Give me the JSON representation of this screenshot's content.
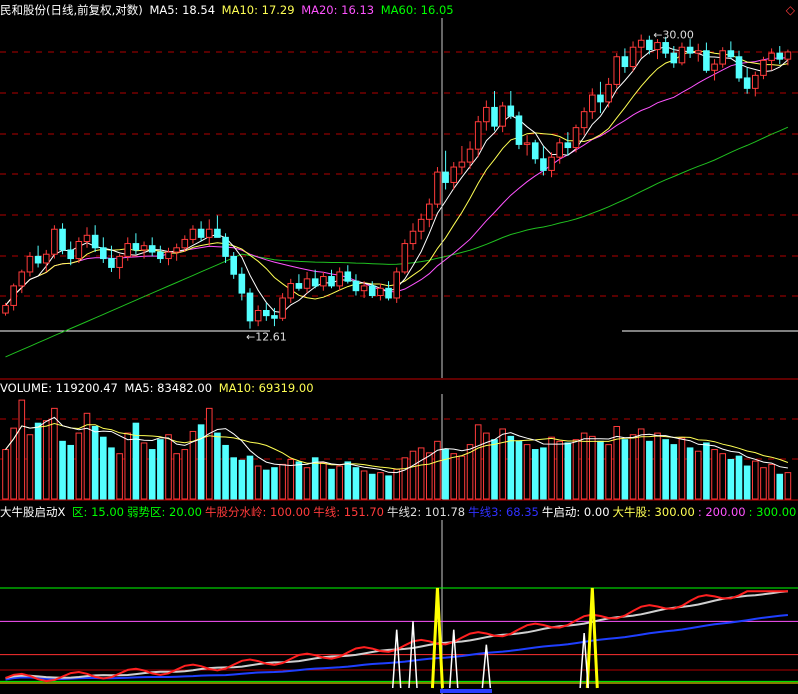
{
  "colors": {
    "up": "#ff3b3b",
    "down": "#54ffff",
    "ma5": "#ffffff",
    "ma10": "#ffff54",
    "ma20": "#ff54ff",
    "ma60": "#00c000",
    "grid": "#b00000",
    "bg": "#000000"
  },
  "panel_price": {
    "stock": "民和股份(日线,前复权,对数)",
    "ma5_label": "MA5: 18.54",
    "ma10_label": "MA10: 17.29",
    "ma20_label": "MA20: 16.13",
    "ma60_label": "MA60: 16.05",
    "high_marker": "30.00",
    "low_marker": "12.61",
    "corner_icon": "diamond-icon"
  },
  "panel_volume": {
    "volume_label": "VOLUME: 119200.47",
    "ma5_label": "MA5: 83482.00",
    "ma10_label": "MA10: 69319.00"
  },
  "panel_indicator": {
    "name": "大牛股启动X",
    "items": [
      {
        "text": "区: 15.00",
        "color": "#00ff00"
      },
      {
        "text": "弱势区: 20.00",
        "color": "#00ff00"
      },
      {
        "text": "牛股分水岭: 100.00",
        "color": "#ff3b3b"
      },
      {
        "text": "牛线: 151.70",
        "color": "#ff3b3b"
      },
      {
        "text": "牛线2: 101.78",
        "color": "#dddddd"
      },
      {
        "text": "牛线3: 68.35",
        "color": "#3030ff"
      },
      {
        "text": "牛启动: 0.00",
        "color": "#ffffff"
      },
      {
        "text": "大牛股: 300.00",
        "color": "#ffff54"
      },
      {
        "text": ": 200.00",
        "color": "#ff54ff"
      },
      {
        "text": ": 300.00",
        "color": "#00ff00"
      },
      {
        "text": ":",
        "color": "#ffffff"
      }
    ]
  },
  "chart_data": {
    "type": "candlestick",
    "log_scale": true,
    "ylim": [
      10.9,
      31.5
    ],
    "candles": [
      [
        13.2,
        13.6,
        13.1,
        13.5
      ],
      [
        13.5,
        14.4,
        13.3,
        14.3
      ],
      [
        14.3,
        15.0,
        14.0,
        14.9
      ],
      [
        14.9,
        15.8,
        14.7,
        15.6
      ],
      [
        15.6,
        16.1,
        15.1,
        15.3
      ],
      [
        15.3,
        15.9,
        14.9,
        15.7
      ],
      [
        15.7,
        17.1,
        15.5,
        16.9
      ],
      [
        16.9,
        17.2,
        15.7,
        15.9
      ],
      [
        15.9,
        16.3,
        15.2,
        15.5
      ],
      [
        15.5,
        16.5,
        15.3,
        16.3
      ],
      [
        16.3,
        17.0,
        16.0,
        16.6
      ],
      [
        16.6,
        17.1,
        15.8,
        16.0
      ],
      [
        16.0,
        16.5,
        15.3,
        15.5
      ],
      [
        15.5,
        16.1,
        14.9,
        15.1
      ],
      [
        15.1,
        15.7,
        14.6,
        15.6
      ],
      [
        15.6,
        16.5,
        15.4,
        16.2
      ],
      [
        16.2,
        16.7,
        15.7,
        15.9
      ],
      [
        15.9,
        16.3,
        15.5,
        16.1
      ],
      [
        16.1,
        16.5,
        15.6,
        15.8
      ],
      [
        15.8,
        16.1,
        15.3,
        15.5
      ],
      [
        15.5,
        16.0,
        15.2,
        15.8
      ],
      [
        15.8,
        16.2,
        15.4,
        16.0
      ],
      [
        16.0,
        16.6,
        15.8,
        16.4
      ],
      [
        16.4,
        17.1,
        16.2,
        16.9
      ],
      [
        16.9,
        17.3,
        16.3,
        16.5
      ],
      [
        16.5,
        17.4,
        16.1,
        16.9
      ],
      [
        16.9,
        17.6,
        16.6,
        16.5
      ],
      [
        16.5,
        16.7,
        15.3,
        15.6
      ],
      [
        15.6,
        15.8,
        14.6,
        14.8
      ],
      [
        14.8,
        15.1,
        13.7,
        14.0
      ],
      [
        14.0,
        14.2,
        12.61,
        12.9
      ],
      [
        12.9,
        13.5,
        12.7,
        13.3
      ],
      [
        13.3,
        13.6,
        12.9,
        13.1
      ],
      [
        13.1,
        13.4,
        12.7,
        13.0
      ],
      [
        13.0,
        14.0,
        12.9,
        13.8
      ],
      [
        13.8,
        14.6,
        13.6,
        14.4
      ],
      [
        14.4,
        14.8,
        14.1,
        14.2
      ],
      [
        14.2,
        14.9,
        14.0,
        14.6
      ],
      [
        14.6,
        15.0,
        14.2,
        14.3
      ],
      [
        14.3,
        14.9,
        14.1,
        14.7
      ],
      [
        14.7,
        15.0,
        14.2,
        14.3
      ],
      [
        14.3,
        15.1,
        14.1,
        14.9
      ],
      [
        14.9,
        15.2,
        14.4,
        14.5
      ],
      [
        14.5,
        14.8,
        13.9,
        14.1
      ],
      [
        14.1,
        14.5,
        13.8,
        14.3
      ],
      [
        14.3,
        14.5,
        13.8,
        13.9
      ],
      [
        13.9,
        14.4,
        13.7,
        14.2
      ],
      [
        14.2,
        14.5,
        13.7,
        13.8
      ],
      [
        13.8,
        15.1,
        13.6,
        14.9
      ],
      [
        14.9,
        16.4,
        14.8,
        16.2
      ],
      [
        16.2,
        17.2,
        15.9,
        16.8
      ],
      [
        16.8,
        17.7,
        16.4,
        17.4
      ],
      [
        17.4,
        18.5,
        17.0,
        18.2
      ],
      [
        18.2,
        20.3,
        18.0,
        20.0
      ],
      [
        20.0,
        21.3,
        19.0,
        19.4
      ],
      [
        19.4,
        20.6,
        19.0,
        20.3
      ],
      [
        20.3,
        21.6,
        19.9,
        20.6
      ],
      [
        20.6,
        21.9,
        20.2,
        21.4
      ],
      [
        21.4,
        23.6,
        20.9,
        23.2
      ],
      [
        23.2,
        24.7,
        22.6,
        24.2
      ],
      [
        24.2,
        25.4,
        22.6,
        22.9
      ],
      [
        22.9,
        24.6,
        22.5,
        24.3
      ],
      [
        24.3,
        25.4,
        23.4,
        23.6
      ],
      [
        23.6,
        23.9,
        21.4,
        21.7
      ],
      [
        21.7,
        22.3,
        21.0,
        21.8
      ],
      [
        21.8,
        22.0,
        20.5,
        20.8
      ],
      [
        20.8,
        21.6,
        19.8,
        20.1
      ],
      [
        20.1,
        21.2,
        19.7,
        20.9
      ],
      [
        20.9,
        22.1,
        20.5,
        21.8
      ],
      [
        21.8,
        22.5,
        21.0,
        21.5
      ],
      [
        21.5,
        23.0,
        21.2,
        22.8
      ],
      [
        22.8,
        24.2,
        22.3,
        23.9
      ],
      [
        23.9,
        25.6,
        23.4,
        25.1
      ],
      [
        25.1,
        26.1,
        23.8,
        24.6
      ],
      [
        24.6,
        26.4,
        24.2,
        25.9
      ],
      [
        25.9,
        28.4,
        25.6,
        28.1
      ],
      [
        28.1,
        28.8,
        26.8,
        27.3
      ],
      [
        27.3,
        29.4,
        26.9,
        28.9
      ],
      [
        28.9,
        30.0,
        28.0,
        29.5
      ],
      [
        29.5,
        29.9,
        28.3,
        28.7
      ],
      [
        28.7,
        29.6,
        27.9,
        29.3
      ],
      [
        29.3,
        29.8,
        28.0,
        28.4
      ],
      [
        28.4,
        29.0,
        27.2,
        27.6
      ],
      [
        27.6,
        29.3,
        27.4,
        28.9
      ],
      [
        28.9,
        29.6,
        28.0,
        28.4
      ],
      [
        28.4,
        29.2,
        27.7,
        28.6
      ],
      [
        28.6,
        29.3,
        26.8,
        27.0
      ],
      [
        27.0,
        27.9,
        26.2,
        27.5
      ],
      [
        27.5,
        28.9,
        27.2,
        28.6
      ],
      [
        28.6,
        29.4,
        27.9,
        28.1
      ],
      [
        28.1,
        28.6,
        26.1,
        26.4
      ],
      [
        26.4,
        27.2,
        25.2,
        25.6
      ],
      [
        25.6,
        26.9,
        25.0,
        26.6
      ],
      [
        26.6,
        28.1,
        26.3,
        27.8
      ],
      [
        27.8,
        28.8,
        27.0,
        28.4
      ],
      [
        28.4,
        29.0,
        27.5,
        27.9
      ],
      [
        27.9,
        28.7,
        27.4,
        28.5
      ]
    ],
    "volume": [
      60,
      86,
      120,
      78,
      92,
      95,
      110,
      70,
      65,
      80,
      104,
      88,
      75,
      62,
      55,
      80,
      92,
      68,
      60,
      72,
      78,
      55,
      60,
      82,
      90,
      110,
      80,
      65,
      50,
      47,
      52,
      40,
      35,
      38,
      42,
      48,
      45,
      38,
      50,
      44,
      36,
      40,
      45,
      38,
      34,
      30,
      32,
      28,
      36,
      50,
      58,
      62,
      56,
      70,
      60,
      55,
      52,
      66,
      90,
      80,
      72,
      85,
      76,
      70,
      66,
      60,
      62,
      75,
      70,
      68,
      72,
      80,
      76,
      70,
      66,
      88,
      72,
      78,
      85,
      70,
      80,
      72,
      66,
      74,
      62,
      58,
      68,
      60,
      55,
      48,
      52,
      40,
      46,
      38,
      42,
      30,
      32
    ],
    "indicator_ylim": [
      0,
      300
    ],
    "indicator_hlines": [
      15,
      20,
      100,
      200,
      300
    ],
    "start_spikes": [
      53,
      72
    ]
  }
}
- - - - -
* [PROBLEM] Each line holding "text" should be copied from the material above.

* [PROBLEM SOLUTION]
        "text": "区: 15.00",
        "text": "弱势区: 20.00",
        "text": "牛股分水岭: 100.00",
        "text": "牛线: 151.70",
        "text": "牛线2: 101.78",
        "text": "牛线3: 68.35",
        "text": "牛启动: 0.00",
        "text": "大牛股: 300.00",
        "text": ": 200.00",
        "text": ": 300.00",
        "text": ":",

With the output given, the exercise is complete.